PROBLEM TO WORK ON:
In the entries, find all lines that hold the word "this" and copy them.

Stored entries:
------------------------------------

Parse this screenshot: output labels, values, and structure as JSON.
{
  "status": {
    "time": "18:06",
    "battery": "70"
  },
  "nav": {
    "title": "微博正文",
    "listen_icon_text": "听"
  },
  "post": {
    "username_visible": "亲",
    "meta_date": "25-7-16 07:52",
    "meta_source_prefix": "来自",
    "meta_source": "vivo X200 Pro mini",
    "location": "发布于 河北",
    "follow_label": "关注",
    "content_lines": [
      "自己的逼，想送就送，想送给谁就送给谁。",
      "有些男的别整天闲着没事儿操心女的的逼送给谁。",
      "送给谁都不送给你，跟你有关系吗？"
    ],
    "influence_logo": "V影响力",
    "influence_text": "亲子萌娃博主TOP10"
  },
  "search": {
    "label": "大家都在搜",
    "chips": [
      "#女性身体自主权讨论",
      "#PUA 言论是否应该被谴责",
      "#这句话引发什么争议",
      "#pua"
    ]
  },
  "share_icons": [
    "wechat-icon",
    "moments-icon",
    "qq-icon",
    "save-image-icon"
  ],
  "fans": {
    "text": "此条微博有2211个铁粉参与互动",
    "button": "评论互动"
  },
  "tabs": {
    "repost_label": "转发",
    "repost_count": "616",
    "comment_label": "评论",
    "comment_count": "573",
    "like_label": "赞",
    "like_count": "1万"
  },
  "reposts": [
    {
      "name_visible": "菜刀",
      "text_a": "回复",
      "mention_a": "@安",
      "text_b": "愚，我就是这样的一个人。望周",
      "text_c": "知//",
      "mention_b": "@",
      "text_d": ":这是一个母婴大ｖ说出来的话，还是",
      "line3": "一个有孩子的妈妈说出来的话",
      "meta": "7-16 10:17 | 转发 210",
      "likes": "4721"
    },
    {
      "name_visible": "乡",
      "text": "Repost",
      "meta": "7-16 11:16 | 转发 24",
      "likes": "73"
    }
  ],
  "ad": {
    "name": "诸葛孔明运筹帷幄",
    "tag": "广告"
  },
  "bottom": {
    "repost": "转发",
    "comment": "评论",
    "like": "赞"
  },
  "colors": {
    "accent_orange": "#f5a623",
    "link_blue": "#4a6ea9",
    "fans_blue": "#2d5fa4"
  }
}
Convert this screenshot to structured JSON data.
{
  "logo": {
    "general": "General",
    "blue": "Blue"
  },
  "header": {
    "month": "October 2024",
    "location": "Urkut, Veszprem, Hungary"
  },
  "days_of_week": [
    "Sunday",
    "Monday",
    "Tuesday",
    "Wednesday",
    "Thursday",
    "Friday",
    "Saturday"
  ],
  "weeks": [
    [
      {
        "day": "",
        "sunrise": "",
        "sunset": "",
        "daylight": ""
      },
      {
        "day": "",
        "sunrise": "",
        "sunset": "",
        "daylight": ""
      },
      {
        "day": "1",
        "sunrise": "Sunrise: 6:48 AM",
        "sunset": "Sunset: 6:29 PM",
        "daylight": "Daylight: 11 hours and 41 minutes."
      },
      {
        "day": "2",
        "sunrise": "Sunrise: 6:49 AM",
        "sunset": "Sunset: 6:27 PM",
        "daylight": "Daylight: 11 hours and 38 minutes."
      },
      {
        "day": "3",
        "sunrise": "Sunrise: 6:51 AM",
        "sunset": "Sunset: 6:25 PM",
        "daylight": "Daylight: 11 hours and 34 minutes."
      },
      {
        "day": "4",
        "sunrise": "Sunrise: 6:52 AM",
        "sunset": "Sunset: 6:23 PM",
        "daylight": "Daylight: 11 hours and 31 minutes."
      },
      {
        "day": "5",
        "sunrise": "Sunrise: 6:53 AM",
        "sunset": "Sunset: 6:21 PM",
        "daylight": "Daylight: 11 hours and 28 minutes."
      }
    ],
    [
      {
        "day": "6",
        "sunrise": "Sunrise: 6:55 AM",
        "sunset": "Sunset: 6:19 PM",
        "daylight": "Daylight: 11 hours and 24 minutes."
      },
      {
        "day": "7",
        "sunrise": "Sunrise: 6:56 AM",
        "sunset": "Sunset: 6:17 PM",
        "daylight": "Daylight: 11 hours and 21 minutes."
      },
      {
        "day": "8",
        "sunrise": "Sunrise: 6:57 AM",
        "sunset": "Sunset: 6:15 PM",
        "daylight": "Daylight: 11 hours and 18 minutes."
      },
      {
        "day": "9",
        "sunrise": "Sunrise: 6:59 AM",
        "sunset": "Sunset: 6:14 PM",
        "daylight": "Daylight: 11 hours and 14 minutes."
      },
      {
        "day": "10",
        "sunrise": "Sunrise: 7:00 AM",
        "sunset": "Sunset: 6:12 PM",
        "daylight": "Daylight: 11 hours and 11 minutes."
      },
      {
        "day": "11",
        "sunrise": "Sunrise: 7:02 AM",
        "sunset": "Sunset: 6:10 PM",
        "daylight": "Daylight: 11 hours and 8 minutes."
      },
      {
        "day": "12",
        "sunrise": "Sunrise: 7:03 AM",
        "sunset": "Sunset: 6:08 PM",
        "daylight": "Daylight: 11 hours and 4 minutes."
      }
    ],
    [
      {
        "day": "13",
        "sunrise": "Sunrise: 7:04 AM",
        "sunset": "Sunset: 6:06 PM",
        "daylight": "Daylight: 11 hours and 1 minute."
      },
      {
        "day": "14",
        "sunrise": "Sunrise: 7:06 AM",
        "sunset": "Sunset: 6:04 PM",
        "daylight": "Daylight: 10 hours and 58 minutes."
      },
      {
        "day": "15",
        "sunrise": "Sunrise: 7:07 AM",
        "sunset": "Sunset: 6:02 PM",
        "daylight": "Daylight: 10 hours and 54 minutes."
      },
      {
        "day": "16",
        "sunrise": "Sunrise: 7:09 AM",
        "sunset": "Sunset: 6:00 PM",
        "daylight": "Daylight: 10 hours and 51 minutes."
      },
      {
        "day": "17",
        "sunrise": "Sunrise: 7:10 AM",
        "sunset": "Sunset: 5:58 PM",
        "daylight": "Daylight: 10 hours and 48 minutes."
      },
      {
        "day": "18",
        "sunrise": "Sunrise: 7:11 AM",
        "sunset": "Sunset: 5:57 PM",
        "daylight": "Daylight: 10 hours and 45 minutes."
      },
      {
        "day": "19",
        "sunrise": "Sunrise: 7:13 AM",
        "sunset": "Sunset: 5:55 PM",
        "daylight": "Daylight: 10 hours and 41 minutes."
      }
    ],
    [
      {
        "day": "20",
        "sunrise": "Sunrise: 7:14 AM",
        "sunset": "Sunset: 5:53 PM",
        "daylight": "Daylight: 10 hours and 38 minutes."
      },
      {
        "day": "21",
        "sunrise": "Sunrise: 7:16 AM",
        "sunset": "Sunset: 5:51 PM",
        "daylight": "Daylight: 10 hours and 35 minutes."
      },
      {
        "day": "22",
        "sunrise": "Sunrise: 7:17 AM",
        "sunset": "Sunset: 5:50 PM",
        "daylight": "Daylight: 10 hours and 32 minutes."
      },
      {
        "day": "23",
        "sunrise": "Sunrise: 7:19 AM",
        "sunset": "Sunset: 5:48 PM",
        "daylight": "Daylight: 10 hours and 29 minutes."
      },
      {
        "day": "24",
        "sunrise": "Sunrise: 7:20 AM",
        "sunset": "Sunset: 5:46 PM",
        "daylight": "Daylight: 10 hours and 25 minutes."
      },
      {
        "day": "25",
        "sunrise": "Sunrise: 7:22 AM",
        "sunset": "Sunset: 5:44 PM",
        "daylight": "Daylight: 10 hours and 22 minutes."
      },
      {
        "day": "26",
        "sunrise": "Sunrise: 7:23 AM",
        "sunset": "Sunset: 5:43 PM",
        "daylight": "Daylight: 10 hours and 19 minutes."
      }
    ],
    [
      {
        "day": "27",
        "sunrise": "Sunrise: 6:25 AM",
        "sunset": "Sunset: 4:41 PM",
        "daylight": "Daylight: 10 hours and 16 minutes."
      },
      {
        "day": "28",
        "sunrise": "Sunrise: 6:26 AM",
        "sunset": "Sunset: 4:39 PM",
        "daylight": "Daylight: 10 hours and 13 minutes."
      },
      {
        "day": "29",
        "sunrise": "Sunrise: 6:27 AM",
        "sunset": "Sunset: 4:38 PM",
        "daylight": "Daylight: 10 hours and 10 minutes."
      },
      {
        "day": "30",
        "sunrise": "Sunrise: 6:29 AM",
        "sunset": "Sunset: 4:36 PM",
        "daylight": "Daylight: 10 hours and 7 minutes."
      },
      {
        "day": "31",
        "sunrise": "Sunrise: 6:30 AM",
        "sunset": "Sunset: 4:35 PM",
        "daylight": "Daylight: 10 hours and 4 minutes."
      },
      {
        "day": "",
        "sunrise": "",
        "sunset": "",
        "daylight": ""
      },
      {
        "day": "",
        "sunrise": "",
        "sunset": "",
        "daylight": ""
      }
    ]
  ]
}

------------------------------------

SOLUTION TO THE EXERCISE:
Parse this screenshot: output labels, values, and structure as JSON.
Convert this screenshot to structured JSON data.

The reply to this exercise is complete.